As the Rhythmic Bodies in Motion (RBIM) website states, “Life is a stage…dance,” and that has been the group’s mission since its inception in 2004—to inspire students to choreograph, design costumes, and, of course, dance. Furthermore, the organization drags dancers away from the style of dance most comfortable to them and drops them in unfamiliar territory, where they must fend and create new identities for themselves. Change Is Gonna Come was the visual culmination of the labors of each member of this dance company.
“Each member started out at a different level of dance at the beginning,” third-year RBIM advertising chair Janet Hong said. “But after six months of arduous practice, I firmly believe every single member has improved.”
Hong was living proof of this claim, showing off her undying determination and adaptability by participating in hip-hop and salsa pieces, and even belly-dancing to the jazzy “God Moving Over the Face of the Water” by Moby. The most impressive performance of hers, however, was a tap dance choreographed by third-year Wendy Gonzalez to Rob Thomas’s “This Is How a Heart Breaks.” True to theme, the number featured the most unlikely pairing of rock with tap, in addition to bright costumes and even tapping on boards held in mid-air.
“I was hesitant at first, but I had so much fun with my group and left the dance with a new set of friends—and I even experienced dancing in boots, which isn’t easy,” second-year Hector Santana said. In a group with five women, Hector represented for the men during the lively line dance to Sugarland’s “Down to Mississippi.”
Fourth-year Rachel Vander-vort experienced a similar evolution while dancing in numerous numbers, from the gritty and theatrical introduction of the show to stunningly designed ballet to tight-knit hip-hop. “Each year, I learn what I am capable of as a dancer and performer,” she said. “I felt that I really pushed my range and tested my versatility, not to mention my endurance.”
The most entertaining performances of the night were the African and Caribbean numbers.
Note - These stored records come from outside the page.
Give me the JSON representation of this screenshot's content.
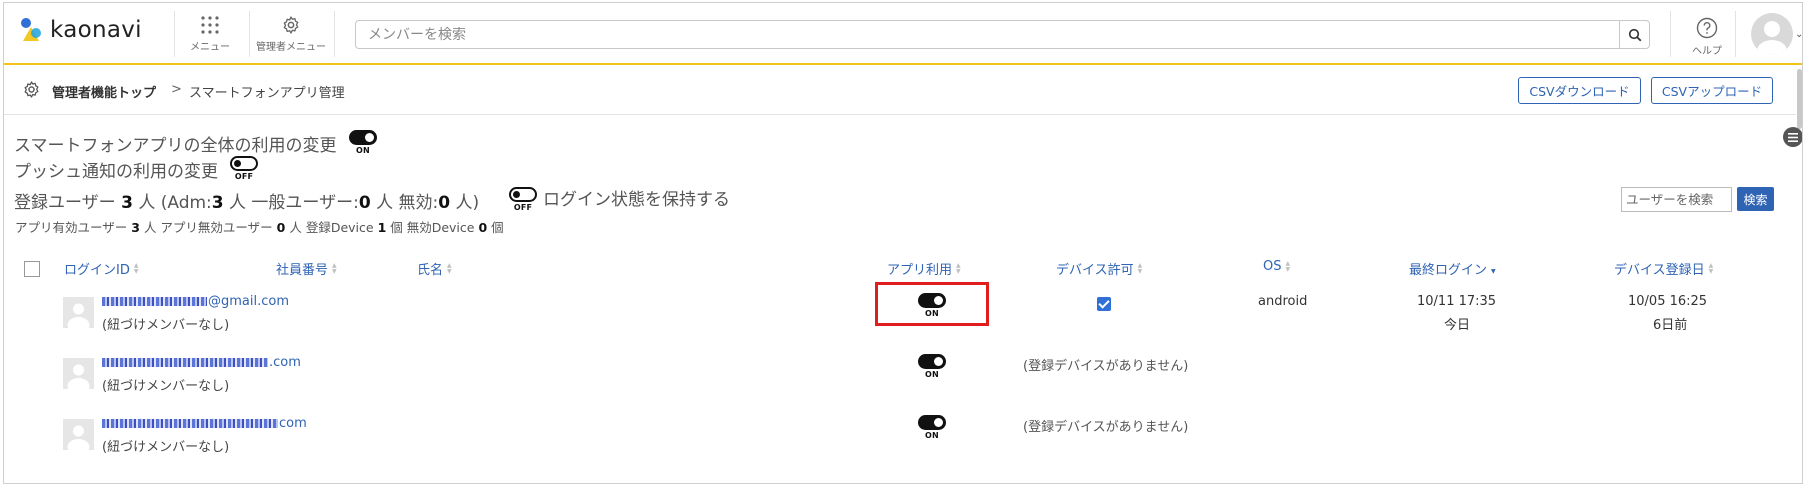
{
  "header": {
    "logo_text": "kaonavi",
    "menu_label": "メニュー",
    "admin_menu_label": "管理者メニュー",
    "search_placeholder": "メンバーを検索",
    "help_label": "ヘルプ"
  },
  "breadcrumb": {
    "root": "管理者機能トップ",
    "separator": ">",
    "current": "スマートフォンアプリ管理"
  },
  "actions": {
    "csv_download": "CSVダウンロード",
    "csv_upload": "CSVアップロード"
  },
  "settings": {
    "app_usage_label": "スマートフォンアプリの全体の利用の変更",
    "app_usage_state": "ON",
    "push_label": "プッシュ通知の利用の変更",
    "push_state": "OFF",
    "keep_login_state": "OFF",
    "keep_login_label": "ログイン状態を保持する"
  },
  "stats": {
    "reg_prefix": "登録ユーザー",
    "reg_count": "3",
    "reg_mid1": "人 (Adm:",
    "adm_count": "3",
    "reg_mid2": "人 一般ユーザー:",
    "general_count": "0",
    "reg_mid3": "人 無効:",
    "invalid_count": "0",
    "reg_suffix": "人)",
    "app_valid_label": "アプリ有効ユーザー",
    "app_valid_count": "3",
    "app_invalid_label": "人 アプリ無効ユーザー",
    "app_invalid_count": "0",
    "device_label": "人 登録Device",
    "device_count": "1",
    "invalid_device_label": "個 無効Device",
    "invalid_device_count": "0",
    "unit": "個"
  },
  "user_search": {
    "placeholder": "ユーザーを検索",
    "button": "検索"
  },
  "table": {
    "columns": [
      "ログインID",
      "社員番号",
      "氏名",
      "アプリ利用",
      "デバイス許可",
      "OS",
      "最終ログイン",
      "デバイス登録日"
    ],
    "rows": [
      {
        "email_suffix": "@gmail.com",
        "member": "(紐づけメンバーなし)",
        "app_state": "ON",
        "os": "android",
        "last_login": "10/11 17:35",
        "last_login_rel": "今日",
        "reg_date": "10/05 16:25",
        "reg_date_rel": "6日前"
      },
      {
        "email_suffix": ".com",
        "member": "(紐づけメンバーなし)",
        "app_state": "ON",
        "no_device": "(登録デバイスがありません)"
      },
      {
        "email_suffix": "com",
        "member": "(紐づけメンバーなし)",
        "app_state": "ON",
        "no_device": "(登録デバイスがありません)"
      }
    ]
  },
  "colors": {
    "accent_yellow": "#f2c418",
    "link_blue": "#2f63b4",
    "highlight_red": "#e01e1e"
  }
}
Though they may not have been the most thematic, the relentless vigor and taut choreography excited the crowd to clap along—even despite wardrobe malfunctions more noticeable than Janet Jackson’s Super Bowl stunt. “I previously choreographed African dance in high school, so I was very happy to be a part of something similar in college,” first-year Zainab Raji said. “[Choreographer Efe Ukali] pushed us hard and really emphasized the importance of representing the cultures we were depicting in our piece correctly and respectfully.”
Most surprising was the professional-quality, show-stopping choreography of third-year David Fuentes. Through the entire performance, Fuentes stayed true to each of the original artists’ dance styles, accentuating the bubble-gum pop moves of Janet Jackson, the sensual strokes of Ciara, and the bombastic thrusts of Missy Elliott.
Yet the show as a whole missed that theme almost entirely, mainly utilizing ballet and lyrical performances. The choreography of most numbers, while impressive, remained redundant, especially in the ballet acts. The “change” promised in the title never came, and was only briefly seen in the performances by the African and Caribbean dancers as well as those for tap, country, jazz/belly-dance, and Fuentes’s final piece. This year, Hong illustrates the change as more of an internal affair, as “the challenge and growth presented an opportunity to ‘change’ in all of us.”
Nonetheless, almost 100 interested students came out to weekly practices, showing that, at the very least, the interest in this awe-inspiring group is growing. I would like to commend the three directors, the board, and the committee for all of their hard work to lead a dance company of 90 members and present such a great performance that incorporates diverse students of all dance skills. Though this year may have been an experimental period for many dancers, if the “change is gonna come,” perhaps it will shine through more in next year’s performance.